Hockey News: The Predators didn’t win the Stanley Cup last season but nonetheless raised three banners to the rafters the other night, which led to a bit of mockery. … Speaking of the Preds, their stanchions now have LED lighting. They were previously yellow (from Matt Henry). … Here’s an interview with the guy who created the Flyers’ new mascot sensation, Gritty. Somewhat amazingly, this same guy used to wear the Phillie Phanatic costume years ago, when he was a Phils intern. … Speaking of Gritty, he appears on Flyers G Cal Pickard’s new mask (from John McMunn). … The WHL’s Calgary Hitmen unveiled three throwback designs based on previous junior/senior teams from Calgary’s past (from @HunterRidgeFarm). … New alternate uni for the Wheeling Nailers (from Matt Farrier).
College Hoops News: This is interesting: GWU’s women’s team has left-aligned chest lettering. Not sure I’ve seen anything like that before (from Rob Montoya).
Soccer News: “Minnesota United has a promotional group ticket event this Saturday with St. Olaf College (Northfield, Minn.),” says Brent Kivell. “Anyone purchasing a ticket will also receive this co-branded scarf.” … Pinktober has spread to the Brazilian Football Federation’s soccer ball (from Josh Hinton). … Rangers Football Club has won a legal battle regarding the club’s “RFC” logo.
Grab Bag: Washington and Lee University will replace portraits depicting George Washington and Robert E. Lee in military uniforms with portraits showing them in civilian attire. … The logo for the 2020 Tokyo Olympics has been unveiled. … A high school marching band in Kentucky was left without uniforms after its uni supplier went abruptly went bust. … A pair of high school girls’ volleyball teams went pink vs. pink the other day. … Speaking of Pinktober, universty police at Cal State San Marcos are wearing pink patches. … Good story on the origins of the ’47 Brand (from Tom Turner). … Ontario will allow Sikhs to ride motorcycles without helmets. … The apparel brand Diesel ripped off a punk band’s logo for a pair of very overpriced pants. … New uniforms for the New Mexico State marching band. … Australian auto race driver Tony D’Alberto is asking for help to recover a stolen helmet. … An Ohio school superintendent who was trying to cast an early-voting ballot was turned away from his polling place because he was wearing a shirt with his school logo and colors. The school district had an issue on the ballot and the superintendent’s shirt was apparently considered to be an impermissible form of electioneering. … Whoa, check out the uniforms and gear worn by the 1891 Bowdoin College tug of war team (from James Flippin). … Pinktober uniforms for U. of Michigan track and cross-country (from @run_100mi). … More ad creep: The iconic Sydney Opera House — one of the most famous works of architecture in the world — was turned into a billboard for a horse race (NYT link) earlier this week, igniting a huge controversy in Australia.

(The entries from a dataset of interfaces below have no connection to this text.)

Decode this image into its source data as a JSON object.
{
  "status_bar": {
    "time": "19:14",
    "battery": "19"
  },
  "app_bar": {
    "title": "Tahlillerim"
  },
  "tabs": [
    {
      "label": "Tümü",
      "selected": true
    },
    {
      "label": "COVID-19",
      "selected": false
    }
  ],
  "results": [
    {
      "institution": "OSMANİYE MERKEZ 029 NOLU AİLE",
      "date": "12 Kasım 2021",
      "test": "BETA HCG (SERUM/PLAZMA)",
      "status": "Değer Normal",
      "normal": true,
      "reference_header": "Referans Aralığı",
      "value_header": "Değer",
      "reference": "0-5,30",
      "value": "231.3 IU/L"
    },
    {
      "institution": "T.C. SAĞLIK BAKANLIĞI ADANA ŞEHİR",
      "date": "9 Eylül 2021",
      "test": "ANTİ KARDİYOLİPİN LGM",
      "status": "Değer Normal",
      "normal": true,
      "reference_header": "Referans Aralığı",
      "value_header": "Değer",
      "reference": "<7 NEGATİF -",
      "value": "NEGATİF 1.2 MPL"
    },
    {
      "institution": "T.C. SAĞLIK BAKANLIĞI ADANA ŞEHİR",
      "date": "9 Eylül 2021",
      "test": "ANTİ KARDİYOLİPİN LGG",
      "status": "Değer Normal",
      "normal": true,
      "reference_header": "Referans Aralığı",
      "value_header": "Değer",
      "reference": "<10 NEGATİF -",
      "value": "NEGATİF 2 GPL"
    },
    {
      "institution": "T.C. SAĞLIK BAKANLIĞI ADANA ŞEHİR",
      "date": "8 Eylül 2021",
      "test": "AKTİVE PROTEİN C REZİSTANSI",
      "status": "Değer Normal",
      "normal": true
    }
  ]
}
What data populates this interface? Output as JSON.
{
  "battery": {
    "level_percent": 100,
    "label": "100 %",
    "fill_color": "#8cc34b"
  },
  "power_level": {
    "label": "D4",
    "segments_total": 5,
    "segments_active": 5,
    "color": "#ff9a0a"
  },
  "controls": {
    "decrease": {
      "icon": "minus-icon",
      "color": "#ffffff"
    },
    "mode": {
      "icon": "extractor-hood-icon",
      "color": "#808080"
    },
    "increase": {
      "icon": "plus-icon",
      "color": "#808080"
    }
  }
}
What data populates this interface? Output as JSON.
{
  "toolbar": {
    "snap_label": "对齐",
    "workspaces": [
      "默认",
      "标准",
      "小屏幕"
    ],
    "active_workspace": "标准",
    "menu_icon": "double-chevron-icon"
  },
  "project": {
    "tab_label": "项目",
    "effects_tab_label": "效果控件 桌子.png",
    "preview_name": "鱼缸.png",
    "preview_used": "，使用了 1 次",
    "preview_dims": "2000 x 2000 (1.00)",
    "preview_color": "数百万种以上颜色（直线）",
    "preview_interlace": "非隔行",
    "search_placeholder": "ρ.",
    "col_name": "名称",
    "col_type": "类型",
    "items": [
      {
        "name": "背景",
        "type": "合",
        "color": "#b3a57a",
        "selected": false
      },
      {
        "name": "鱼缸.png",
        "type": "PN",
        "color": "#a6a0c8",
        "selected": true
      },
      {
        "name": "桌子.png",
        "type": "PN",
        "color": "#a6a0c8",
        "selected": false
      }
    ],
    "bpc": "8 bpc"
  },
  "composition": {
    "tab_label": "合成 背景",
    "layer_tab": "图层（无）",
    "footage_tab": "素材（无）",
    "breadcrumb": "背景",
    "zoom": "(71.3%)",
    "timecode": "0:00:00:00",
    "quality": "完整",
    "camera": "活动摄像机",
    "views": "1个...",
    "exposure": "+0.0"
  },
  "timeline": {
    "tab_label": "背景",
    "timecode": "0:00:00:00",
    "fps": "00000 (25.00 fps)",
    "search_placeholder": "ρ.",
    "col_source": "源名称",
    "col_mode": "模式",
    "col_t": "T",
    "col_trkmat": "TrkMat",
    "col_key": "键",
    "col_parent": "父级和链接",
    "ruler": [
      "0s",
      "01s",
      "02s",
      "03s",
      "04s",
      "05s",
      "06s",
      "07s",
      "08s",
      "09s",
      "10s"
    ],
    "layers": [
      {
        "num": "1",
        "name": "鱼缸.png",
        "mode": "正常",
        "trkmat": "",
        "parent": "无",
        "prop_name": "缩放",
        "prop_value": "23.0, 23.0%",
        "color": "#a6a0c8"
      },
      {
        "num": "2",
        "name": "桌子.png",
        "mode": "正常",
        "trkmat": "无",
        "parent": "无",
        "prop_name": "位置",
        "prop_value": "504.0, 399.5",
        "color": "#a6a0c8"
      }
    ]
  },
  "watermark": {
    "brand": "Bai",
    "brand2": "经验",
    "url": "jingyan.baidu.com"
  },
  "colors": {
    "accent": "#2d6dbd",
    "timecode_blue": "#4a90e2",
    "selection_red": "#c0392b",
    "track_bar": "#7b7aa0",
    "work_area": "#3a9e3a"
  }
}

I got my flu shot yesterday. You should get yours too, if you haven’t already done so. No excuses — it’s important for everyone’s health and safety, including your own! And it’s free at most pharmacies if you have health insurance. Do it. — Paul